## What you have to do
Every word of the data below has to be copied faithfully.

Component data from apps and pages
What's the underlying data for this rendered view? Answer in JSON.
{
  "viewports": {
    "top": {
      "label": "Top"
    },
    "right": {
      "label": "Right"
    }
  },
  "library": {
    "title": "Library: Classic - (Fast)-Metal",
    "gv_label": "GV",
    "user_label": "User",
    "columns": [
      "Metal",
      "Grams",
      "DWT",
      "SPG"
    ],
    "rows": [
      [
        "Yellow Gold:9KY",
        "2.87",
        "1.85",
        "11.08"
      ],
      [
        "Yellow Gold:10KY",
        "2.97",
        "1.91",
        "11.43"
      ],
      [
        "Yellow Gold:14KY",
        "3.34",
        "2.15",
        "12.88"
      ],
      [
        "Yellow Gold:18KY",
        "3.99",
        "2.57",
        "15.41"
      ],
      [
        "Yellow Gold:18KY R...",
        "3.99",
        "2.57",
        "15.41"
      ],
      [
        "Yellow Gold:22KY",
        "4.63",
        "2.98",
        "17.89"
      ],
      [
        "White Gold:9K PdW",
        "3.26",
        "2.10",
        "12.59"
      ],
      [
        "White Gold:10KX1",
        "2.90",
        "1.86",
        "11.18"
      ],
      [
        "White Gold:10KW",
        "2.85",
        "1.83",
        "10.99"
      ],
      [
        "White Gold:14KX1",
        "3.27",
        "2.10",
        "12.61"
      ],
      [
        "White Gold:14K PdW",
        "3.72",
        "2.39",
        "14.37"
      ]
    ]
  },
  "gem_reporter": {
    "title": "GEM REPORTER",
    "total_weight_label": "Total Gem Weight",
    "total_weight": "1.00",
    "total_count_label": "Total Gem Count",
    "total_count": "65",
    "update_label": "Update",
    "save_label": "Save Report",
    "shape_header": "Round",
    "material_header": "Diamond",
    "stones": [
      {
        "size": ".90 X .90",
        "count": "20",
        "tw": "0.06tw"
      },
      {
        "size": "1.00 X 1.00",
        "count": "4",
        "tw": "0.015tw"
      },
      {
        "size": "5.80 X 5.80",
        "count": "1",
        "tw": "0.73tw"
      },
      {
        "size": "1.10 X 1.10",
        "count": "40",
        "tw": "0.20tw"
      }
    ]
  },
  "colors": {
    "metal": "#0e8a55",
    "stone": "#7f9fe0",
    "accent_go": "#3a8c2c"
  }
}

## Exercise output
What's the underlying data for this rendered view? Answer in JSON.
{
  "viewports": {
    "top": {
      "label": "Top"
    },
    "right": {
      "label": "Right"
    }
  },
  "library": {
    "title": "Library: Classic - (Fast)-Metal",
    "gv_label": "GV",
    "user_label": "User",
    "columns": [
      "Metal",
      "Grams",
      "DWT",
      "SPG"
    ],
    "rows": [
      [
        "Yellow Gold:9KY",
        "2.87",
        "1.85",
        "11.08"
      ],
      [
        "Yellow Gold:10KY",
        "2.97",
        "1.91",
        "11.43"
      ],
      [
        "Yellow Gold:14KY",
        "3.34",
        "2.15",
        "12.88"
      ],
      [
        "Yellow Gold:18KY",
        "3.99",
        "2.57",
        "15.41"
      ],
      [
        "Yellow Gold:18KY R...",
        "3.99",
        "2.57",
        "15.41"
      ],
      [
        "Yellow Gold:22KY",
        "4.63",
        "2.98",
        "17.89"
      ],
      [
        "White Gold:9K PdW",
        "3.26",
        "2.10",
        "12.59"
      ],
      [
        "White Gold:10KX1",
        "2.90",
        "1.86",
        "11.18"
      ],
      [
        "White Gold:10KW",
        "2.85",
        "1.83",
        "10.99"
      ],
      [
        "White Gold:14KX1",
        "3.27",
        "2.10",
        "12.61"
      ],
      [
        "White Gold:14K PdW",
        "3.72",
        "2.39",
        "14.37"
      ]
    ]
  },
  "gem_reporter": {
    "title": "GEM REPORTER",
    "total_weight_label": "Total Gem Weight",
    "total_weight": "1.00",
    "total_count_label": "Total Gem Count",
    "total_count": "65",
    "update_label": "Update",
    "save_label": "Save Report",
    "shape_header": "Round",
    "material_header": "Diamond",
    "stones": [
      {
        "size": ".90 X .90",
        "count": "20",
        "tw": "0.06tw"
      },
      {
        "size": "1.00 X 1.00",
        "count": "4",
        "tw": "0.015tw"
      },
      {
        "size": "5.80 X 5.80",
        "count": "1",
        "tw": "0.73tw"
      },
      {
        "size": "1.10 X 1.10",
        "count": "40",
        "tw": "0.20tw"
      }
    ]
  },
  "colors": {
    "metal": "#0e8a55",
    "stone": "#7f9fe0",
    "accent_go": "#3a8c2c"
  }
}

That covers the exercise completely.